The key piece of Kimball’s remedy for sin that diverges from my one is that a sinner must completely turn away from his own sins and be free of all of them before Jesus can save them. Jesus has no power to forgive anyone who demonstrates any amount of sin in his life or in his heart. A man must be FULLY repentant and that means no longer sinning in any way.

Repentance must involve an all-out total surrender to the program of the Lord. That transgressor is not fully repentant who neglects his tithing, misses his meetings, breaks the Sabbath, fails in his family prayers, does not sustain the authorities of the Church, breaks the Word of Wisdom, does not love the Lord nor his fellowmen [page 203]

This view of repentance seems to be inspired by three unique Mormons Scriptures:

Doctrine & Covenants 1:32
Nevertheless, he that repents and does the commandments of the Lord shall be forgiven.

Helaman 5:10-11
. . . He said unto him that the Lord surely should come to redeem his people, but that he should not come to redeem them in their sins, but to redeem them from their sins. And hath power given unto him from the Father to redeem them from their sins because of repentance.
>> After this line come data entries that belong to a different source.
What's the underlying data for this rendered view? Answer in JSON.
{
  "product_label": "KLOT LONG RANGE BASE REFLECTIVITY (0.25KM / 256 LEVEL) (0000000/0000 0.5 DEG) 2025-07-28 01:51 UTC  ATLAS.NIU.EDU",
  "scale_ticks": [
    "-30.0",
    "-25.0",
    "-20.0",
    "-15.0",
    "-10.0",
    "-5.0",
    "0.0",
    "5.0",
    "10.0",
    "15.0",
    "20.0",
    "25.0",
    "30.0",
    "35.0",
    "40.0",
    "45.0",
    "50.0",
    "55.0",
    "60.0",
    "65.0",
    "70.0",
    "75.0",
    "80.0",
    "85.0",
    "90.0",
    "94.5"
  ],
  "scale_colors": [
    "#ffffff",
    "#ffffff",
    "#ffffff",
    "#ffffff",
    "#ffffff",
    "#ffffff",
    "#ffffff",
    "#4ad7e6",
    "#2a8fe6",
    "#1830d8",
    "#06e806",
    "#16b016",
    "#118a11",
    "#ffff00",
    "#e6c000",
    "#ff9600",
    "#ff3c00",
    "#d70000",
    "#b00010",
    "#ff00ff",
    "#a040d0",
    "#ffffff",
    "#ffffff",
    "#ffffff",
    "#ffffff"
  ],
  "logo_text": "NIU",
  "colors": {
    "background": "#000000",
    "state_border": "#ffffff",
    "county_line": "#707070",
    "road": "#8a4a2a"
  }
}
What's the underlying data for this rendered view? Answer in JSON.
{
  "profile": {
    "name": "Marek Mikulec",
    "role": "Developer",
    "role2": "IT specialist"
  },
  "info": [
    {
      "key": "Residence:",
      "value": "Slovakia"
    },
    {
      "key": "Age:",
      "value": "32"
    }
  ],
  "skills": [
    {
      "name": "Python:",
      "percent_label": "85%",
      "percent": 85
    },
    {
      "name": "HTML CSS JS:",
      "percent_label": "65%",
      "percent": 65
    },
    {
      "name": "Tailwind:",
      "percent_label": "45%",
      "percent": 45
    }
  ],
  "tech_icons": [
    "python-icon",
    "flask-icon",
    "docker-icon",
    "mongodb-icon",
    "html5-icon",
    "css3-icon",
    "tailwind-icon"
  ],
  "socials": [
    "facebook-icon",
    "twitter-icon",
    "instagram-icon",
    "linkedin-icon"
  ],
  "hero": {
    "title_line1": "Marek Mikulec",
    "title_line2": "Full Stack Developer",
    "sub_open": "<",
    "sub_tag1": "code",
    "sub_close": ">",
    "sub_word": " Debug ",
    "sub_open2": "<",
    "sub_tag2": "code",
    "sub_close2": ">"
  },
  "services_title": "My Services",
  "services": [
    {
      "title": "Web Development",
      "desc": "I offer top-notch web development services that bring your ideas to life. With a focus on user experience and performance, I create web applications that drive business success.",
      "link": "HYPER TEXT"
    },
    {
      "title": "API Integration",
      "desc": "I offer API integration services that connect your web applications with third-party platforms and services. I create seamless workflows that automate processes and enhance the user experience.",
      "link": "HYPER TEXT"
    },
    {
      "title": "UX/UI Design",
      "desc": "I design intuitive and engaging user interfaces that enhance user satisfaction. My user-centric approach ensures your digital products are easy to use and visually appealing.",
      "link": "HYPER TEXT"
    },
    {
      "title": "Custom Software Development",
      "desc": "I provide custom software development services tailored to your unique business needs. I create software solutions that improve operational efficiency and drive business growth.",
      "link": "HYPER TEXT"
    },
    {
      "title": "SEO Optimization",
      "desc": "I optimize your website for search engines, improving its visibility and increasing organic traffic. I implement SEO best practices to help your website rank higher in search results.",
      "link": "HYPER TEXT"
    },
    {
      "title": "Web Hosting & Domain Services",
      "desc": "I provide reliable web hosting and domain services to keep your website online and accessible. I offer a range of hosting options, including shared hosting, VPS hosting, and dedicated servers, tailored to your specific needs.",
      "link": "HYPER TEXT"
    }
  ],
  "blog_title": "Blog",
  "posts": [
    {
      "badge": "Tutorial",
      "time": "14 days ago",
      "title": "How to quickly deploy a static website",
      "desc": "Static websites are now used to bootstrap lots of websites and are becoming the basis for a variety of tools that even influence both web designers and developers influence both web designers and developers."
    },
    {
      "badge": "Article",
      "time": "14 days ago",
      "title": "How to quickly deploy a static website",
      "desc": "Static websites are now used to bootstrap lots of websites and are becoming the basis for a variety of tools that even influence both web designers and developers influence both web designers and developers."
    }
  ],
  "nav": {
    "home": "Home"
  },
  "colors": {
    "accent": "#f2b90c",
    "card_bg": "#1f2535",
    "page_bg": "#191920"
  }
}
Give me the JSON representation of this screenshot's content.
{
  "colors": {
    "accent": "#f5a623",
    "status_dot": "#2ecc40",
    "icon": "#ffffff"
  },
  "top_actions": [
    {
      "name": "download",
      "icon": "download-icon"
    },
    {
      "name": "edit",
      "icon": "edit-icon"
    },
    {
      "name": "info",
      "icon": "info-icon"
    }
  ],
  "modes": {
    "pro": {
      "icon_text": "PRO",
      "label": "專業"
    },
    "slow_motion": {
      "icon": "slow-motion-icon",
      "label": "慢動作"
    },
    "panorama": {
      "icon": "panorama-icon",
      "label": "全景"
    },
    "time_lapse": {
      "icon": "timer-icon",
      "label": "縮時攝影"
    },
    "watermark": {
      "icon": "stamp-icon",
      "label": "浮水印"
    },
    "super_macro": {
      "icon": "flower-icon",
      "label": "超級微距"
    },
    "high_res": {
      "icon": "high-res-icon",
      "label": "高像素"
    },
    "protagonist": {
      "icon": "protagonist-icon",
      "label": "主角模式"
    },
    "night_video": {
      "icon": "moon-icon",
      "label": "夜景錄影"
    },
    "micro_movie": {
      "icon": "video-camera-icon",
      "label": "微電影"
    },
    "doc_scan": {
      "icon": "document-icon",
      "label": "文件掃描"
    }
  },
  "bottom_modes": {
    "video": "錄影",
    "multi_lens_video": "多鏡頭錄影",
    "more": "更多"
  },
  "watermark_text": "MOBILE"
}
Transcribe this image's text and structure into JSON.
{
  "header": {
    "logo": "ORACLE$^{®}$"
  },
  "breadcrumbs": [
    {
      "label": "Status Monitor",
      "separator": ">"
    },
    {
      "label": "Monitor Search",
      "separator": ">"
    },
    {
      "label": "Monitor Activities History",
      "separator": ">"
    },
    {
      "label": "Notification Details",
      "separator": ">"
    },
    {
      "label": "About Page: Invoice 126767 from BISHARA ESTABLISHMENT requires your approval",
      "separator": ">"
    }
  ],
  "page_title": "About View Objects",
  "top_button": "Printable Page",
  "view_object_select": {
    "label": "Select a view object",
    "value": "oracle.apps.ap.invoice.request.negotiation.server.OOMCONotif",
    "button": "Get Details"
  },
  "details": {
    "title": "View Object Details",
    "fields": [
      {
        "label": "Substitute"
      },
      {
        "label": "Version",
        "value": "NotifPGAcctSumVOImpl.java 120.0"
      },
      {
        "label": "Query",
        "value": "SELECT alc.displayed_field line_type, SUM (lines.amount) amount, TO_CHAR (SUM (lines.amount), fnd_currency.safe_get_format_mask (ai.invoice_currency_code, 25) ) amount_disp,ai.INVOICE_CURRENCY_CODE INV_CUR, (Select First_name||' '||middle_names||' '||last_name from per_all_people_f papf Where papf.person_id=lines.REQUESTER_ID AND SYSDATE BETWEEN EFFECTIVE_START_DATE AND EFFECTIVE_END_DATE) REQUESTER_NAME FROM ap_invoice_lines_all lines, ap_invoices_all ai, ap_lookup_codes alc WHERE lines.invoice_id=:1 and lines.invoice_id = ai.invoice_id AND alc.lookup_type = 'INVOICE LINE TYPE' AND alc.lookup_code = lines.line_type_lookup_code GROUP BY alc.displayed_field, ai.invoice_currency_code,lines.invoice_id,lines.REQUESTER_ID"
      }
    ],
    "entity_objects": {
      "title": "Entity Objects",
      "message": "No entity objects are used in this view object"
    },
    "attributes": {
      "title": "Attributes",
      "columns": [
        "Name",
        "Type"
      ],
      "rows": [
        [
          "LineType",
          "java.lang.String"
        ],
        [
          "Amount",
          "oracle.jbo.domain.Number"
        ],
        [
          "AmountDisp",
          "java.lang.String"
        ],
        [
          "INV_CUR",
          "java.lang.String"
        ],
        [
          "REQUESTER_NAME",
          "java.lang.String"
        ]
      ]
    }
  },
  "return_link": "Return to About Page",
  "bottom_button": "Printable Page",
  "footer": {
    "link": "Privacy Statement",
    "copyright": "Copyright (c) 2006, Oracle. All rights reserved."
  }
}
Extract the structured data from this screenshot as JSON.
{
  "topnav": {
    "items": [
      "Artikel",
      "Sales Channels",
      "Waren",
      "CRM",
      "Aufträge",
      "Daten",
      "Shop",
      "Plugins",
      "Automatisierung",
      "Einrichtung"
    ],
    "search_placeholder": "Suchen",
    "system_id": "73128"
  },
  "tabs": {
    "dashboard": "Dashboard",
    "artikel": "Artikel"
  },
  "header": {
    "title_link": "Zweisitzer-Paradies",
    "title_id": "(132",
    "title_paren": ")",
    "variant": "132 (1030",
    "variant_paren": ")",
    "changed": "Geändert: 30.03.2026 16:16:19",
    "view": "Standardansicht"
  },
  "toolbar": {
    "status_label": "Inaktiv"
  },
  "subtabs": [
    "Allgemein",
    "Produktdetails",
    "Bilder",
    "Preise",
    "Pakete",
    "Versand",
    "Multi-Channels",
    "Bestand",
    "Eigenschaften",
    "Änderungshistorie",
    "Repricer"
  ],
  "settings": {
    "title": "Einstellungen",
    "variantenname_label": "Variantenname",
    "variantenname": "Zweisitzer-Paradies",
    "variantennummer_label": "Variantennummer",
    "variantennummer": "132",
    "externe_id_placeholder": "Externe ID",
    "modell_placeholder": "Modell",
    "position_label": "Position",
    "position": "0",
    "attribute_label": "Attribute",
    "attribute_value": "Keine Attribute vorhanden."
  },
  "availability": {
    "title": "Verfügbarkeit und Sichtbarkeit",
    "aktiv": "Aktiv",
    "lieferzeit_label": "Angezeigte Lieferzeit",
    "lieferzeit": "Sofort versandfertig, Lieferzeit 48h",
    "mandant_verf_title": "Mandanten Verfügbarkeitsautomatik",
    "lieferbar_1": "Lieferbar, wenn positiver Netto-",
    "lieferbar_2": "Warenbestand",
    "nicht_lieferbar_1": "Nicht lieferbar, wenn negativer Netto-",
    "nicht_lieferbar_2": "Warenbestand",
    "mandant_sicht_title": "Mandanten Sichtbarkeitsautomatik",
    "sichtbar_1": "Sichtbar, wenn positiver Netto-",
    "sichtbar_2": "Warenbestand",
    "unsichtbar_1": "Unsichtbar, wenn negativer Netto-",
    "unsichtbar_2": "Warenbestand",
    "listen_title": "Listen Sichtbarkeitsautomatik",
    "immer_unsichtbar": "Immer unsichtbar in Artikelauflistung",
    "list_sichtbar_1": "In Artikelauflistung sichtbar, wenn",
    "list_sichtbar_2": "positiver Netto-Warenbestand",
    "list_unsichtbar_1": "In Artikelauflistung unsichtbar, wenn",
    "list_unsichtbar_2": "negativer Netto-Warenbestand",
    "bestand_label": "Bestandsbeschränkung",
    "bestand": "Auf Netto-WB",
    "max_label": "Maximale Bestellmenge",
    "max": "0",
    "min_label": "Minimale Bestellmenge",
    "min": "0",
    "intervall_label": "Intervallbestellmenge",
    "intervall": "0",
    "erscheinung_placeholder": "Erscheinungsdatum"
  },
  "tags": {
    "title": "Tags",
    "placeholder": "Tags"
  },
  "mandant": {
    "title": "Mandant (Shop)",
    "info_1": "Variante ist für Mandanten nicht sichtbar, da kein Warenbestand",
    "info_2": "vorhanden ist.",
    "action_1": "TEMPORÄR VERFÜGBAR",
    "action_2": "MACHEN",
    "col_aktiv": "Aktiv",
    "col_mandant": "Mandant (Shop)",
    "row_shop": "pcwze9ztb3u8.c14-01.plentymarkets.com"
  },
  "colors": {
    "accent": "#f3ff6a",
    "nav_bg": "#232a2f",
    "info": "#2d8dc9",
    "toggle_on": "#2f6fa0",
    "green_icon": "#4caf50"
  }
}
Alma 11:37
. . . Ye cannot be saved in your sins.

I’ve always considered “repentance” to be the acknowledgement of sin and the desire to turn away from it. Not the total and complete freedom from sin. It’s been my experience that I need the grace and forgiveness of Jesus to begin the process of “dying to self”. I can’t imagine accomplishing that task on my own. Kimball says that Jesus told the woman caught in adultery to transform herself, that it would take time and only afterwards would she receive his forgiveness. It seems that according to Kimball “no unclean thing” can enter into forgiveness much less the Kingdom of God. Is this your view of repentance? Does Kimball reflect the Mormon understanding accurately?

Part 2 of my review can be read here.